Ashley Rubin's paper, "Race, Ethnicity, and Nativity at Eastern State Penitentiary: A Study of the Variation in Sentence Length, 1829-1871," has been selected by the Law and Society Association to receive the 2010 prize for best graduate student paper next month in Chicago. Congratulations to Ashley and to Malcolm Feeley for nominating the paper. The abstract follows:
Multiple theories have been generated and tested to explain the presence or absence of sentencing disparities at all levels of the criminal justice system. Yet these theories have been derived from and explain data coming primarily from the last fifty or so years. Consequently, little is known about the longevity of the contemporary sentencing literature’s explanatory power beyond this period.
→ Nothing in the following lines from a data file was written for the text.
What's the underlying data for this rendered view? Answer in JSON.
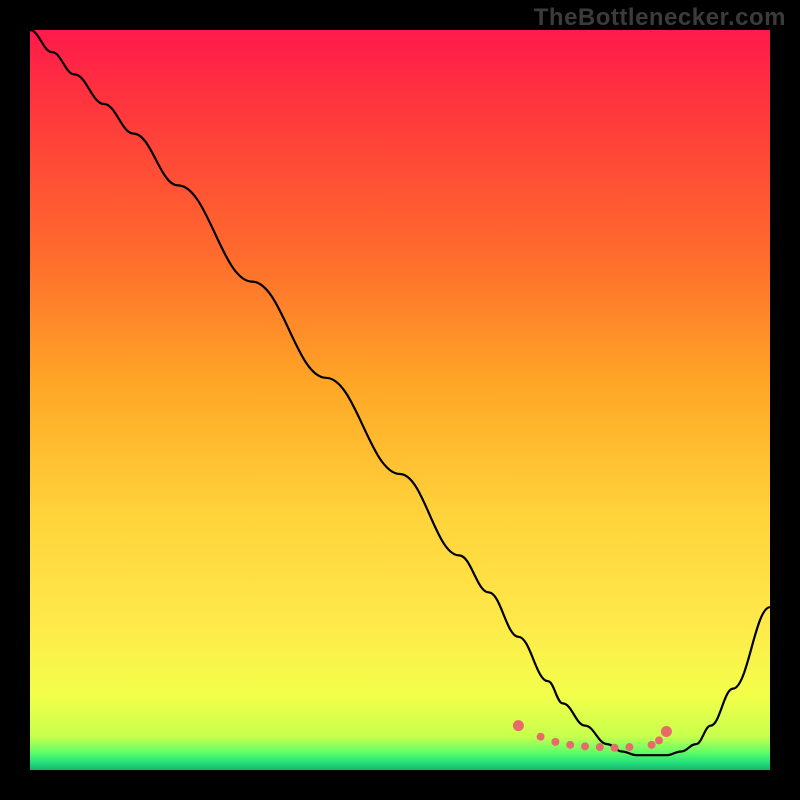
{
  "watermark": "TheBottlenecker.com",
  "chart_data": {
    "type": "line",
    "title": "",
    "xlabel": "",
    "ylabel": "",
    "xlim": [
      0,
      100
    ],
    "ylim": [
      0,
      100
    ],
    "grid": false,
    "legend": "none",
    "series": [
      {
        "name": "bottleneck-curve",
        "x": [
          0,
          3,
          6,
          10,
          14,
          20,
          30,
          40,
          50,
          58,
          62,
          66,
          70,
          72,
          75,
          78,
          80,
          82,
          84,
          86,
          88,
          90,
          92,
          95,
          100
        ],
        "y": [
          100,
          97,
          94,
          90,
          86,
          79,
          66,
          53,
          40,
          29,
          24,
          18,
          12,
          9,
          6,
          3.5,
          2.5,
          2,
          2,
          2,
          2.5,
          3.5,
          6,
          11,
          22
        ]
      }
    ],
    "highlight": {
      "name": "optimal-range-dots",
      "x": [
        66,
        69,
        71,
        73,
        75,
        77,
        79,
        81,
        84,
        85,
        86
      ],
      "y": [
        6,
        4.5,
        3.8,
        3.4,
        3.2,
        3.1,
        3.0,
        3.1,
        3.4,
        4.0,
        5.2
      ]
    },
    "gradient_stops": [
      {
        "offset": 0.0,
        "color": "#ff1a4b"
      },
      {
        "offset": 0.12,
        "color": "#ff3b3b"
      },
      {
        "offset": 0.3,
        "color": "#ff6a2d"
      },
      {
        "offset": 0.48,
        "color": "#ffa726"
      },
      {
        "offset": 0.65,
        "color": "#ffd23a"
      },
      {
        "offset": 0.8,
        "color": "#ffe94a"
      },
      {
        "offset": 0.9,
        "color": "#f2ff4a"
      },
      {
        "offset": 0.955,
        "color": "#c7ff4d"
      },
      {
        "offset": 0.975,
        "color": "#66ff66"
      },
      {
        "offset": 0.99,
        "color": "#22e07a"
      },
      {
        "offset": 1.0,
        "color": "#1db36e"
      }
    ],
    "curve_color": "#000000",
    "dot_color": "#e86a6a"
  }
}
This project tests the leading theories in the literature by examining the presence of disparities in and influences on prison sentence length in nineteenth-century Pennsylvania. The basic hypotheses explaining contemporary sentencing disparities, including the various group threat theories, court community perspective, and focal concerns, are tested on data for over 6,000 inmates sentenced to Pennsylvania’s Eastern State Penitentiary between 1829 and 1871. This study finds that several contemporary theories have explanatory power for the nineteenth century, suggesting that the social dynamics and decision-making practices that influence sentencing outcomes remain relatively consistent over time.